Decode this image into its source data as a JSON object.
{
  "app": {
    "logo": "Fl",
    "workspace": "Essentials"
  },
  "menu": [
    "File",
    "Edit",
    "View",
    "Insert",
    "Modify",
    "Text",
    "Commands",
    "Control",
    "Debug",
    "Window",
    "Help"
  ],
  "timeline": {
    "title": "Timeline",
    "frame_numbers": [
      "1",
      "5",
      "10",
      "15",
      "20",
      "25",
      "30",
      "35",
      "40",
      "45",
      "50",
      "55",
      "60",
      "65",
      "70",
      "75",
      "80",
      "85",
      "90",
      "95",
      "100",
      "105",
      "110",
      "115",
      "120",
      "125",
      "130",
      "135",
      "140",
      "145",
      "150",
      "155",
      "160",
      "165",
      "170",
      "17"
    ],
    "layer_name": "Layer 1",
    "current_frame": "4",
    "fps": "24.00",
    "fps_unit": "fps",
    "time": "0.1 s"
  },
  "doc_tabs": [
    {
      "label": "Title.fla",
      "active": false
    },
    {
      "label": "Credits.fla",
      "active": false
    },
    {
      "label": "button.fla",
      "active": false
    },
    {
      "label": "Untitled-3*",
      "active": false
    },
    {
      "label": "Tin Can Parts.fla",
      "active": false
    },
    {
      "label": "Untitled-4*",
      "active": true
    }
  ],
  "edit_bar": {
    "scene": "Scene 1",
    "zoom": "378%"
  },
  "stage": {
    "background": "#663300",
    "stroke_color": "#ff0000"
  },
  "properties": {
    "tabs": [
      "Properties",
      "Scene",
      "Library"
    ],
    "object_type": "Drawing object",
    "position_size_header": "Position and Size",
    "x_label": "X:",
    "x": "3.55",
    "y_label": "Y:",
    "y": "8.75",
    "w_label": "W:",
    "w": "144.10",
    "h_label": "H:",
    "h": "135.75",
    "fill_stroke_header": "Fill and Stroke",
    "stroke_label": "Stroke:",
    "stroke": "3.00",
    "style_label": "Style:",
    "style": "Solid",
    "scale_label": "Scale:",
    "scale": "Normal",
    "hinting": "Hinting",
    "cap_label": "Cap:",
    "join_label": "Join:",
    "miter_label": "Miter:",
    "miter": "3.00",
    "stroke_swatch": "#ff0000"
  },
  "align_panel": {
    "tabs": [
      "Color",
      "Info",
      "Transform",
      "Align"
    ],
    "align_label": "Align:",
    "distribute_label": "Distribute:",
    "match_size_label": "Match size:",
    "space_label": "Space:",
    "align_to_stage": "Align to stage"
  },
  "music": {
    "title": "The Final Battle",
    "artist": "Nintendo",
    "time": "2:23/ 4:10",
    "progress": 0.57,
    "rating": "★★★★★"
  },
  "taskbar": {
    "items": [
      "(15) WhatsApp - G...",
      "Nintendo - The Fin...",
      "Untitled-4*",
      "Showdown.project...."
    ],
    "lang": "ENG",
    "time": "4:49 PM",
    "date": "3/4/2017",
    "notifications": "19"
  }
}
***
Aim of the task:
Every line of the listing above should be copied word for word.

Answer to the problem:
Decode this image into its source data as a JSON object.
{
  "app": {
    "logo": "Fl",
    "workspace": "Essentials"
  },
  "menu": [
    "File",
    "Edit",
    "View",
    "Insert",
    "Modify",
    "Text",
    "Commands",
    "Control",
    "Debug",
    "Window",
    "Help"
  ],
  "timeline": {
    "title": "Timeline",
    "frame_numbers": [
      "1",
      "5",
      "10",
      "15",
      "20",
      "25",
      "30",
      "35",
      "40",
      "45",
      "50",
      "55",
      "60",
      "65",
      "70",
      "75",
      "80",
      "85",
      "90",
      "95",
      "100",
      "105",
      "110",
      "115",
      "120",
      "125",
      "130",
      "135",
      "140",
      "145",
      "150",
      "155",
      "160",
      "165",
      "170",
      "17"
    ],
    "layer_name": "Layer 1",
    "current_frame": "4",
    "fps": "24.00",
    "fps_unit": "fps",
    "time": "0.1 s"
  },
  "doc_tabs": [
    {
      "label": "Title.fla",
      "active": false
    },
    {
      "label": "Credits.fla",
      "active": false
    },
    {
      "label": "button.fla",
      "active": false
    },
    {
      "label": "Untitled-3*",
      "active": false
    },
    {
      "label": "Tin Can Parts.fla",
      "active": false
    },
    {
      "label": "Untitled-4*",
      "active": true
    }
  ],
  "edit_bar": {
    "scene": "Scene 1",
    "zoom": "378%"
  },
  "stage": {
    "background": "#663300",
    "stroke_color": "#ff0000"
  },
  "properties": {
    "tabs": [
      "Properties",
      "Scene",
      "Library"
    ],
    "object_type": "Drawing object",
    "position_size_header": "Position and Size",
    "x_label": "X:",
    "x": "3.55",
    "y_label": "Y:",
    "y": "8.75",
    "w_label": "W:",
    "w": "144.10",
    "h_label": "H:",
    "h": "135.75",
    "fill_stroke_header": "Fill and Stroke",
    "stroke_label": "Stroke:",
    "stroke": "3.00",
    "style_label": "Style:",
    "style": "Solid",
    "scale_label": "Scale:",
    "scale": "Normal",
    "hinting": "Hinting",
    "cap_label": "Cap:",
    "join_label": "Join:",
    "miter_label": "Miter:",
    "miter": "3.00",
    "stroke_swatch": "#ff0000"
  },
  "align_panel": {
    "tabs": [
      "Color",
      "Info",
      "Transform",
      "Align"
    ],
    "align_label": "Align:",
    "distribute_label": "Distribute:",
    "match_size_label": "Match size:",
    "space_label": "Space:",
    "align_to_stage": "Align to stage"
  },
  "music": {
    "title": "The Final Battle",
    "artist": "Nintendo",
    "time": "2:23/ 4:10",
    "progress": 0.57,
    "rating": "★★★★★"
  },
  "taskbar": {
    "items": [
      "(15) WhatsApp - G...",
      "Nintendo - The Fin...",
      "Untitled-4*",
      "Showdown.project...."
    ],
    "lang": "ENG",
    "time": "4:49 PM",
    "date": "3/4/2017",
    "notifications": "19"
  }
}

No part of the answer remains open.